DENVER (BP) – Beginning in the fall of 2021, Send Relief plans to facilitate compassion ministry by hosting monthly mission trips in cities across North America. The goal is to give thousands of Southern Baptists an opportunity to meet physical needs and share the hope of the Gospel as they do it.
During its 2021 national Send Relief mission trips, the North American Mission Board (NAMB) will cooperate with churches, local associations and state conventions as well as community leaders to determine how best to meet needs in those cities and the surrounding areas.
“We are focused on reaching those in need of physical and eternal help across North America with these events,” NAMB president Kevin Ezell said. “We want to work with churches all over the nation in order to do that. We will serve local schools, churches and other community centers that may have needs.”
The efforts will resemble the ministry already taking place in nearly a dozen cities around North America through Send Relief’s Ministry Centers.
In Denver, Jason Tipton met Zach while he was working with a local church to distribute food at the height of the COVID-19 pandemic. Zach and his friend yelled from across the street to ask if they could get some food, too.
What might have come across as rude at first became an open door to a Gospel conversation.
Tipton, a NAMB missionary, went to speak with the two young men who wanted food. Zach was quiet and evasive in their conversation, but he did admit to being lost while, ironically, wearing a t-shirt with the famous quote from J.R.R. Tolkien’s Lord of the Rings series, “Not all those who wander are lost.”
After speaking with Zach, Tipton looked to one of the pastors who was helping with food distribution and said, “God’s about to save this guy.” Unfortunately, when Tipton returned with the food, Zach was gone.
The Holy Spirit was not done, however, because as Tipton was leaving, he saw Zach sitting on the steps of a local church. He hurried to speak with him, and as Tipton talked through the Gospel, he could see Zach’s demeanor start to change.

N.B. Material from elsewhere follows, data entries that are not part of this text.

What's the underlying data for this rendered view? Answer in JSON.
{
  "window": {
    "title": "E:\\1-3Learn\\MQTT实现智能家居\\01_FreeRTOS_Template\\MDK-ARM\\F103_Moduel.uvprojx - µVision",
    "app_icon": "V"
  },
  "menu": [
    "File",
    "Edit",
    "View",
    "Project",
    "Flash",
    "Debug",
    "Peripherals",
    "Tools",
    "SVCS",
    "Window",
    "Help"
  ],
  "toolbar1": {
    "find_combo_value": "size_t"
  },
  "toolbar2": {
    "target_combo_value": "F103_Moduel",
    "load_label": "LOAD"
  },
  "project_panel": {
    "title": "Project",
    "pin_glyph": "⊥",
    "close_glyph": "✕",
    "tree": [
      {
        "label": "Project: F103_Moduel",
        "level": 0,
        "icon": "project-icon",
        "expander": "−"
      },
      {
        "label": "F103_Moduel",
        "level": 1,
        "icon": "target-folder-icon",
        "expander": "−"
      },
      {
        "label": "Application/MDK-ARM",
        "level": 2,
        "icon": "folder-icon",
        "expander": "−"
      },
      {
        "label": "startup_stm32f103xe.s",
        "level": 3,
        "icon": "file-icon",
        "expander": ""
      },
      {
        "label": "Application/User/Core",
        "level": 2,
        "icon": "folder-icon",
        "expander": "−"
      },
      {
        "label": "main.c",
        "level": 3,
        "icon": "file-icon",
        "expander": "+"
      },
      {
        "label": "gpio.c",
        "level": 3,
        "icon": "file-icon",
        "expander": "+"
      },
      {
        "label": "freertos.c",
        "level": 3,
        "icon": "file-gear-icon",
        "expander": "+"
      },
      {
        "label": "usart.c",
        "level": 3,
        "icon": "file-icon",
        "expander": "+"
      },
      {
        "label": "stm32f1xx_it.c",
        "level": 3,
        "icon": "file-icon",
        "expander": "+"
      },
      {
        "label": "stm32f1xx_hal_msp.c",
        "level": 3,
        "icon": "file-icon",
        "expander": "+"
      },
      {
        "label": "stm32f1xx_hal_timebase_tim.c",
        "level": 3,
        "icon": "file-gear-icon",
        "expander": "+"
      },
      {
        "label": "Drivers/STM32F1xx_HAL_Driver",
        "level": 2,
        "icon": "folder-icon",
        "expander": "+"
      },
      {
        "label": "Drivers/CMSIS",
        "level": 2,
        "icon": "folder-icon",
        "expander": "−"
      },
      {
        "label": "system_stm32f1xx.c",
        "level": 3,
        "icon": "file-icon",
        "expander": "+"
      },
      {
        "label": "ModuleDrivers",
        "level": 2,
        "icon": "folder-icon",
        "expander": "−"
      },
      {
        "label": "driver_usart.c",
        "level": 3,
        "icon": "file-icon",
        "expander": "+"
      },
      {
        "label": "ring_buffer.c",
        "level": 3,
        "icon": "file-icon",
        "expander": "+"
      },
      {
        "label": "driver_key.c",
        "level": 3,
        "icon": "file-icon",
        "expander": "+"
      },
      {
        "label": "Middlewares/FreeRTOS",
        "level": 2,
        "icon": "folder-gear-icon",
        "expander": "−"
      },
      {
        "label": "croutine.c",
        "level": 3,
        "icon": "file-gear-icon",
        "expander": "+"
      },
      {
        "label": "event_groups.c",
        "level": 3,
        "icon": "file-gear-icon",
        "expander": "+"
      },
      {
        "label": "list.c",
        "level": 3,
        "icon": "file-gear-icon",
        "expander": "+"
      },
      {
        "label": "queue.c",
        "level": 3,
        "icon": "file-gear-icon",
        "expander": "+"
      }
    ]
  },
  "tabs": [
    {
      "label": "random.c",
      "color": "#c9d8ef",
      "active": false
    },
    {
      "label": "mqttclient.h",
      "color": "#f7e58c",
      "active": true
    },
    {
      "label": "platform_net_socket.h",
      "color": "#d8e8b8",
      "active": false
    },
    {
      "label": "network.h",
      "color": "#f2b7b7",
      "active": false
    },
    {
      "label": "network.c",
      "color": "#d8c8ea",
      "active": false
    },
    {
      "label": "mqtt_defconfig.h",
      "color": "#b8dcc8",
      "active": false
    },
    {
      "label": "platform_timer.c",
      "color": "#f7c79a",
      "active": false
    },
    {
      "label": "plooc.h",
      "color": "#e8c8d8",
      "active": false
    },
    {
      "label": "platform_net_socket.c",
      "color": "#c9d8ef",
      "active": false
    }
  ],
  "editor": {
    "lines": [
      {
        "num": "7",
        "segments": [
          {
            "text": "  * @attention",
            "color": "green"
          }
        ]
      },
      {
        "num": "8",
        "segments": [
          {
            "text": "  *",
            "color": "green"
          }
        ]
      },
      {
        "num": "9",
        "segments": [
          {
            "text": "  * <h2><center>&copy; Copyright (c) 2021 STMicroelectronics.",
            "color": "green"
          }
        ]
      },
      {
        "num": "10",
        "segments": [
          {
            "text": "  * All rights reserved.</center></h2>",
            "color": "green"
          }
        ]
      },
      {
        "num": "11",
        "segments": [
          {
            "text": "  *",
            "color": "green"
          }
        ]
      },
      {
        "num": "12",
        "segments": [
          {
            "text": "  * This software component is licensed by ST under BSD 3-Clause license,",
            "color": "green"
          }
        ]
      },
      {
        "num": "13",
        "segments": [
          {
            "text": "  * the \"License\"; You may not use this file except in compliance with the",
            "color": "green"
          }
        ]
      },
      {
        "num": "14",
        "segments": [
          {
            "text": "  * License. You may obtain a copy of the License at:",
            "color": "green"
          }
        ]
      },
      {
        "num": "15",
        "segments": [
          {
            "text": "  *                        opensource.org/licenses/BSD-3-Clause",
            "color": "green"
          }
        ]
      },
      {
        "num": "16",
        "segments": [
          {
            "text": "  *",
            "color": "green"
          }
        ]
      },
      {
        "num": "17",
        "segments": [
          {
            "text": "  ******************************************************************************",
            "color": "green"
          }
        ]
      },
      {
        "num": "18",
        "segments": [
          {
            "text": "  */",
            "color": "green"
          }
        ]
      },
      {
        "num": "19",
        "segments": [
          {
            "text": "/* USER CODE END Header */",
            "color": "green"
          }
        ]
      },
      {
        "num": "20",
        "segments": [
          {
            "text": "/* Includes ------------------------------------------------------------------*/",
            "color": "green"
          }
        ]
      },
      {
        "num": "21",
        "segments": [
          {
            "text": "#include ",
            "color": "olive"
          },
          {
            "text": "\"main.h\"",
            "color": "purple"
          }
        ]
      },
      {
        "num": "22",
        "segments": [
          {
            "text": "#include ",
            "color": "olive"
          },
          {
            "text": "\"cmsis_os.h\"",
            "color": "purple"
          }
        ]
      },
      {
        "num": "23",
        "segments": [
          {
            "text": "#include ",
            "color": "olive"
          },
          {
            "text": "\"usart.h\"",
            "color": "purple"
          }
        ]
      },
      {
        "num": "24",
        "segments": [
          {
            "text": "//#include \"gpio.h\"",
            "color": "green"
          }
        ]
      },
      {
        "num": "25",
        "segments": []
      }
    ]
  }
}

“The scales came off his eyes, and he came to Christ,” Tipton said. “He said to me, ‘I can’t believe I told you earlier that I was lost. I’m not lost anymore.’”
As a NAMB missionary, Tipton is focused on Send Relief compassion ministry in Denver and leads the Send Relief ministry center there. This year, Send Relief ministry centers across North America have been well positioned to meet needs during the outbreak of the coronavirus.
Through compassion ministry in New York, Atlanta, Pittsburgh, Puerto Rico, NAMB missionaries have had numerous opportunities to meet needs and share the hope of the Gospel.
“In the first months of the pandemic, Graffiti Ministries in New York City gave out five times as much food as it normally does with the help of Send Relief and other partners,” said Taylor Field, a NAMB missionary. “As we emphasized ‘food and follow-up,’ one woman recently accepted the Lord over the phone as we walked with her through our follow-up. She is now one of our most faithful members online.”
The Send Relief ministry center in Pittsburgh has had the privilege of piloting a new church-based approach to meeting needs, building relationships and changing lives.
“We have worked hard to serve various poverty needs throughout our community,” said Rob Wilton, NAMB missionary and pastor of Vintage Church Pittsburgh. “We’ve also partnered with sister Send Pittsburgh churches to see the ministry of Send Relief multiplied throughout the city.”
Along with helping others in the community, the newly planned national mission project efforts will also aid local churches that may be in need of assistance.
“There may also be some local churches that could use some work around their facilities,” Ezell said. “We want to come alongside them too, so they can be better equipped to reach their communities.”
As the national mission trips take place, more Send Relief Ministry Centers will come online in cities and regions across North America in 2021 to go along with those already in places like New Orleans, Appalachia, South Dakota and Los Angeles.
While not all of these centers will have a physical building or complex, they will be staffed by NAMB missionaries who will aim to help churches, both in that local region and from around the U.S. and Canada, to conduct compassion ministry with an intentional focus toward sharing the Gospel.
“Compassion ministry, in and of itself, is not evangelism,” said Bryant Wright, president of Send Relief. “But meeting someone’s physical need often builds a great bridge to discussing their spiritual need. Many won’t even give the Gospel a hearing until they realize that we care about their physical wellbeing.”
Following the various travel restrictions wrought by the COVID-19 pandemic, one aspect of the Send Relief mission trips is to refocus churches on the Great Commission.
“COVID put such a dent on churches taking mission trips,” Wright said. “We are hoping to see many churches step up to the plate in 2021 as the virus begins to lift. We need to be sure to rekindle our sense of going, serving and sharing the Gospel with those in need.”
Send Relief hopes to schedule its first national mission events for Fall 2021.